------ DATASET RECORDS

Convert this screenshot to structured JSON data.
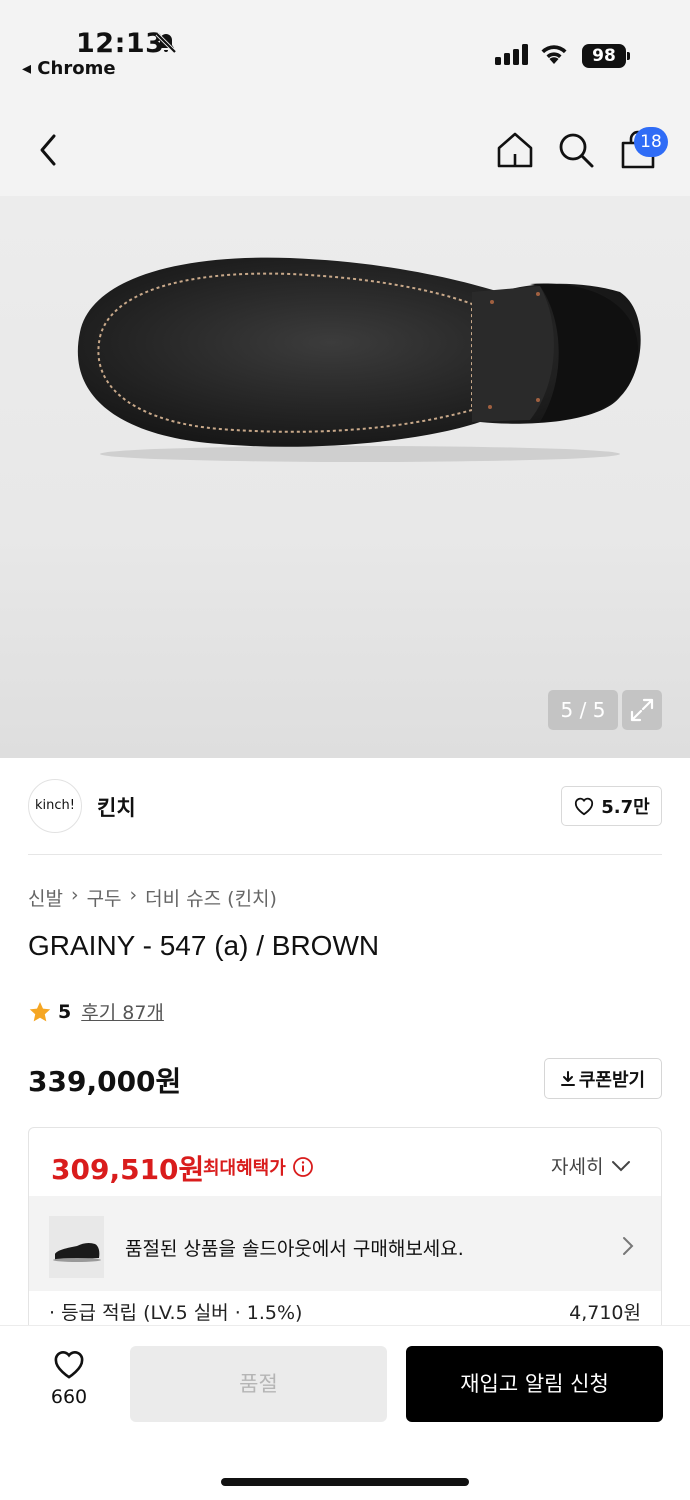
{
  "status_bar": {
    "time": "12:13",
    "back_app": "◂ Chrome",
    "battery": "98",
    "icons": [
      "bell-slash-icon",
      "signal-icon",
      "wifi-icon",
      "battery-icon"
    ]
  },
  "nav": {
    "cart_badge": "18",
    "icons": [
      "back-chevron-icon",
      "home-icon",
      "search-icon",
      "shopping-bag-icon"
    ]
  },
  "gallery": {
    "counter": "5 / 5",
    "expand_icon": "expand-icon"
  },
  "brand": {
    "logo_text": "kinch!",
    "name": "킨치",
    "likes": "5.7만"
  },
  "breadcrumb": [
    "신발",
    "구두",
    "더비 슈즈 (킨치)"
  ],
  "product": {
    "title": "GRAINY - 547 (a) / BROWN",
    "rating": "5",
    "reviews": "후기 87개",
    "price": "339,000원",
    "coupon_label": "쿠폰받기"
  },
  "benefit": {
    "max_price": "309,510원",
    "max_label": "최대혜택가",
    "detail_label": "자세히",
    "soldout_text": "품절된 상품을 솔드아웃에서 구매해보세요.",
    "point_label": "· 등급 적립 (LV.5 실버 · 1.5%)",
    "point_value": "4,710원",
    "accent_color": "#d91c1c"
  },
  "bottom": {
    "wish_count": "660",
    "soldout_button": "품절",
    "restock_button": "재입고 알림 신청"
  },
  "colors": {
    "badge": "#2f6cf6",
    "star": "#f5a623"
  }
}
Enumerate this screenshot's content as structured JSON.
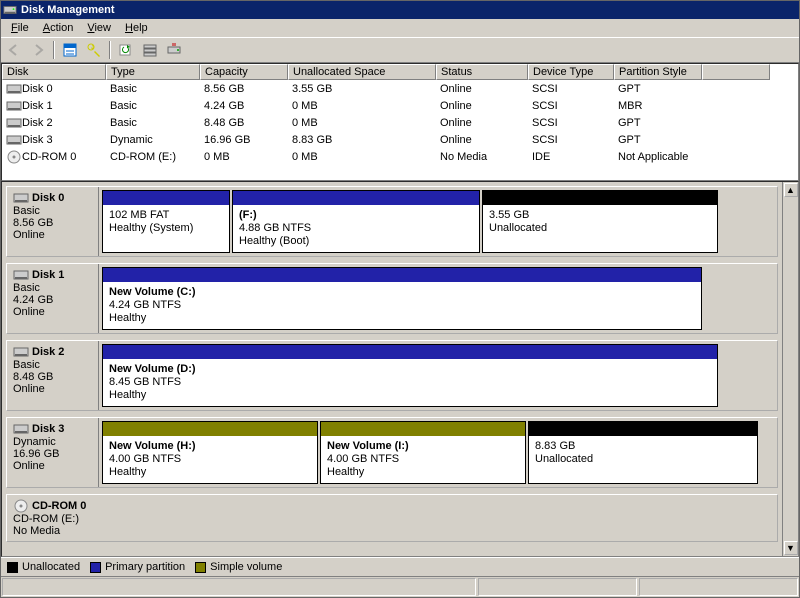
{
  "title": "Disk Management",
  "menu": {
    "file": "File",
    "action": "Action",
    "view": "View",
    "help": "Help"
  },
  "columns": {
    "disk": "Disk",
    "type": "Type",
    "capacity": "Capacity",
    "unalloc": "Unallocated Space",
    "status": "Status",
    "devtype": "Device Type",
    "pstyle": "Partition Style"
  },
  "disks": [
    {
      "name": "Disk 0",
      "type": "Basic",
      "capacity": "8.56 GB",
      "unalloc": "3.55 GB",
      "status": "Online",
      "devtype": "SCSI",
      "pstyle": "GPT"
    },
    {
      "name": "Disk 1",
      "type": "Basic",
      "capacity": "4.24 GB",
      "unalloc": "0 MB",
      "status": "Online",
      "devtype": "SCSI",
      "pstyle": "MBR"
    },
    {
      "name": "Disk 2",
      "type": "Basic",
      "capacity": "8.48 GB",
      "unalloc": "0 MB",
      "status": "Online",
      "devtype": "SCSI",
      "pstyle": "GPT"
    },
    {
      "name": "Disk 3",
      "type": "Dynamic",
      "capacity": "16.96 GB",
      "unalloc": "8.83 GB",
      "status": "Online",
      "devtype": "SCSI",
      "pstyle": "GPT"
    },
    {
      "name": "CD-ROM 0",
      "type": "CD-ROM (E:)",
      "capacity": "0 MB",
      "unalloc": "0 MB",
      "status": "No Media",
      "devtype": "IDE",
      "pstyle": "Not Applicable"
    }
  ],
  "graph": {
    "d0": {
      "head": "Disk 0",
      "sub1": "Basic",
      "sub2": "8.56 GB",
      "sub3": "Online",
      "v0": {
        "l1": "",
        "l2": "102 MB FAT",
        "l3": "Healthy (System)"
      },
      "v1": {
        "l1": " (F:)",
        "l2": "4.88 GB NTFS",
        "l3": "Healthy (Boot)"
      },
      "v2": {
        "l1": "",
        "l2": "3.55 GB",
        "l3": "Unallocated"
      }
    },
    "d1": {
      "head": "Disk 1",
      "sub1": "Basic",
      "sub2": "4.24 GB",
      "sub3": "Online",
      "v0": {
        "l1": "New Volume  (C:)",
        "l2": "4.24 GB NTFS",
        "l3": "Healthy"
      }
    },
    "d2": {
      "head": "Disk 2",
      "sub1": "Basic",
      "sub2": "8.48 GB",
      "sub3": "Online",
      "v0": {
        "l1": "New Volume  (D:)",
        "l2": "8.45 GB NTFS",
        "l3": "Healthy"
      }
    },
    "d3": {
      "head": "Disk 3",
      "sub1": "Dynamic",
      "sub2": "16.96 GB",
      "sub3": "Online",
      "v0": {
        "l1": "New Volume (H:)",
        "l2": "4.00 GB NTFS",
        "l3": "Healthy"
      },
      "v1": {
        "l1": "New Volume (I:)",
        "l2": "4.00 GB NTFS",
        "l3": "Healthy"
      },
      "v2": {
        "l1": "",
        "l2": "8.83 GB",
        "l3": "Unallocated"
      }
    },
    "cd": {
      "head": "CD-ROM 0",
      "sub1": "CD-ROM (E:)",
      "sub2": "",
      "sub3": "No Media"
    }
  },
  "legend": {
    "unalloc": "Unallocated",
    "primary": "Primary partition",
    "simple": "Simple volume"
  },
  "colors": {
    "unalloc": "#000000",
    "primary": "#2222a8",
    "simple": "#808000"
  }
}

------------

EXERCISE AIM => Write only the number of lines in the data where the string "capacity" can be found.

SOLUTION FOR THIS PROBLEM => 6